June, 2006

Minneapolis Photo Cop Ordinance Ruled Invalid

On March 14, 2006, Hennepin County District Court Judge Mark Wernick granted our motion to dismiss in State of Minnesota v. Daniel Alan Kuhlman, ruling that the Minneapolis photocop ordinances were invalid. Howard Bass, who represents Mr. Kuhlman as an ACLU-MN volunteer attorney, filed a 30-page brief in December 2005 arguing that the ordinances were invalid because by shifting liability for red light violations from drivers to vehicle owners the ordinances were inconsistent with and, therefore, violated state law. Judge Wernick agreed with this argument and struck down the illegal ordinances on March 14, 2006. Within hours of his ruling, the Minneapolis Police Department turned off its photocop cameras.

Because Judge Wernick invalidated the ordinances on the basis that they conflicted with state law, he did not reach the numerous important constitutional issues raised in our motion to dismiss. In addition to being in conflict with state law, Minneapolis' photocop ordinances violate substantive due process by imposing strict vicarious liability on vehicle owners. The ordinances also violate several important procedural due process rights.

For example, Minneapolis' photocop ordinances violate the constitutional presumption of innocence by presuming that vehicle owners were driving their vehicles at the time of the alleged red light violations.
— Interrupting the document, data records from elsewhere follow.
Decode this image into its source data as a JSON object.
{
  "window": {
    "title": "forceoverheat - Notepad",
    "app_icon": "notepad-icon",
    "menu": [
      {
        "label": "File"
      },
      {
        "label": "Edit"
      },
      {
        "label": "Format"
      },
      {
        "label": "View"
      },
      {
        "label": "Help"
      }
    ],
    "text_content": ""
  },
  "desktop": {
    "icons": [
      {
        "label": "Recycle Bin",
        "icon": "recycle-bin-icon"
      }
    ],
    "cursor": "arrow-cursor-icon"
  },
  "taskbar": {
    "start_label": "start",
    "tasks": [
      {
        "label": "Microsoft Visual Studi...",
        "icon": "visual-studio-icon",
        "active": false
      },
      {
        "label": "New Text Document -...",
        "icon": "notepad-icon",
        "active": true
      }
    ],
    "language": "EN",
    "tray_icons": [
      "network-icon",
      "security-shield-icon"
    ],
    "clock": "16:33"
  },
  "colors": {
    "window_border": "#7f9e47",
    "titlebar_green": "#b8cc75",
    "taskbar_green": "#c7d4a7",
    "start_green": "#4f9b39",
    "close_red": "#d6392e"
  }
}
Furthermore, the photocop ordinances unconstitutionally relieve the City of its burden of proving guilt beyond a reasonable doubt and instead require vehicle owners to prove their innocence. Finally, by compelling vehicle owners to identify the drivers of their vehicles at the time of the alleged red light violations, the ordinances violate their privilege against self-incrimination.

On March 21, 2006, the City appealed Judge Wernick's ruling to the Minnesota Court of Appeals. The City filed its appellate brief on April 3, 2006, and we filed our 45-page responsive brief eight days later on April 11, 2006. The Minnesota Association of Criminal Defense Lawyers has filed an amicus brief in support of Judge Wernick's ruling. Oral argument before the court of appeals is scheduled for June 27, 2006, at 9:30 a.m., at the Minnesota Judicial Center in St. Paul.
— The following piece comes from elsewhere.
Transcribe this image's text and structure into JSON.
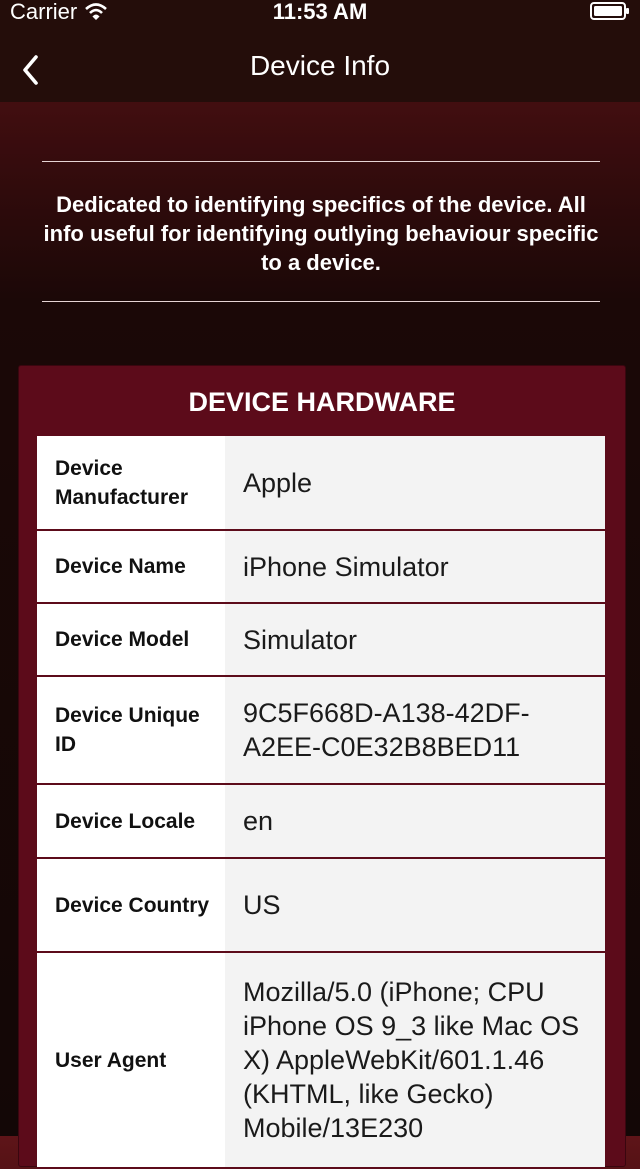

Constitutional Rights and Civil Liberties Cannot Be Sacrificed

While the photocop ordinance case involved only a petty misdemeanor traffic violation, it presented numerous significant statutory and constitutional issues. Judge Wernick's opinion in Kuhlman should renew our confidence in the judiciary's commitment to protecting our due process rights. Nevertheless, some have criticized his decision on public safety grounds. Yet, as Ben Franklin once said: "Those who would sacrifice liberty for security deserve neither." We must never permit our constitutional rights and civil liberties to be sacrificed on the alter of public safety or national security.
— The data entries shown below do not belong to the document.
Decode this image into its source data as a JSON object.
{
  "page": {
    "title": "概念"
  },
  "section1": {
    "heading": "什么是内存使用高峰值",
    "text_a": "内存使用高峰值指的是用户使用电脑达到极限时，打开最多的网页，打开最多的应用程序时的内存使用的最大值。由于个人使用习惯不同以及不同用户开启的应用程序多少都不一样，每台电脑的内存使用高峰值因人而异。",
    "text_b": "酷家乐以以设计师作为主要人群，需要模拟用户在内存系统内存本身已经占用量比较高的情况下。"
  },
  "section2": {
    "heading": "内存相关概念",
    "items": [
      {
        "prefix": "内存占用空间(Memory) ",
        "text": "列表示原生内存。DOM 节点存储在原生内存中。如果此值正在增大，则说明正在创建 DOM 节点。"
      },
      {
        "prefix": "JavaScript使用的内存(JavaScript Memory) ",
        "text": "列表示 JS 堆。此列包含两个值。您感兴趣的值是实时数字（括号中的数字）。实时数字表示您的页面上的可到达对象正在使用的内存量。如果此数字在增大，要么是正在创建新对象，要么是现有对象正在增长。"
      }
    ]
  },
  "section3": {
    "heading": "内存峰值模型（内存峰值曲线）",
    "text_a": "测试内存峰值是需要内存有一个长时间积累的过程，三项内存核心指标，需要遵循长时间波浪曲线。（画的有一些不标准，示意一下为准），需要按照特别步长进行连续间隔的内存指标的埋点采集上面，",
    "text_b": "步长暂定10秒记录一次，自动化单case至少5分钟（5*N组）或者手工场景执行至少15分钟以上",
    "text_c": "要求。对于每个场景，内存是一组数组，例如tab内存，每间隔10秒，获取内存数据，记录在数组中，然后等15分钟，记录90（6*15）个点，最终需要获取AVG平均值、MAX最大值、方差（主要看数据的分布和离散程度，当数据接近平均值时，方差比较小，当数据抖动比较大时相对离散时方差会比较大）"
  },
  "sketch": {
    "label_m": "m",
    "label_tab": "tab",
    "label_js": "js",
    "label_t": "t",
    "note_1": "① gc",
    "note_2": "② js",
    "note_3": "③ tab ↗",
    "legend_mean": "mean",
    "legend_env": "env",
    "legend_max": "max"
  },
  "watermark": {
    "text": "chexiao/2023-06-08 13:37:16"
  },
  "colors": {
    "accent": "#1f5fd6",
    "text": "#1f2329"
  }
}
At the Bass Law Firm, there are no small cases when it comes to constitutional rights and civil liberties. Together with the ACLU-MN, the Bass Law Firm stands ready to guard your freedoms and liberty. Links to our District Court Memorandum in Support of our Motion to Dismiss, Judge Wernick's District Court Opinion in Kuhlman, and the brief we filed in the Minnesota Court of Appeals appear above.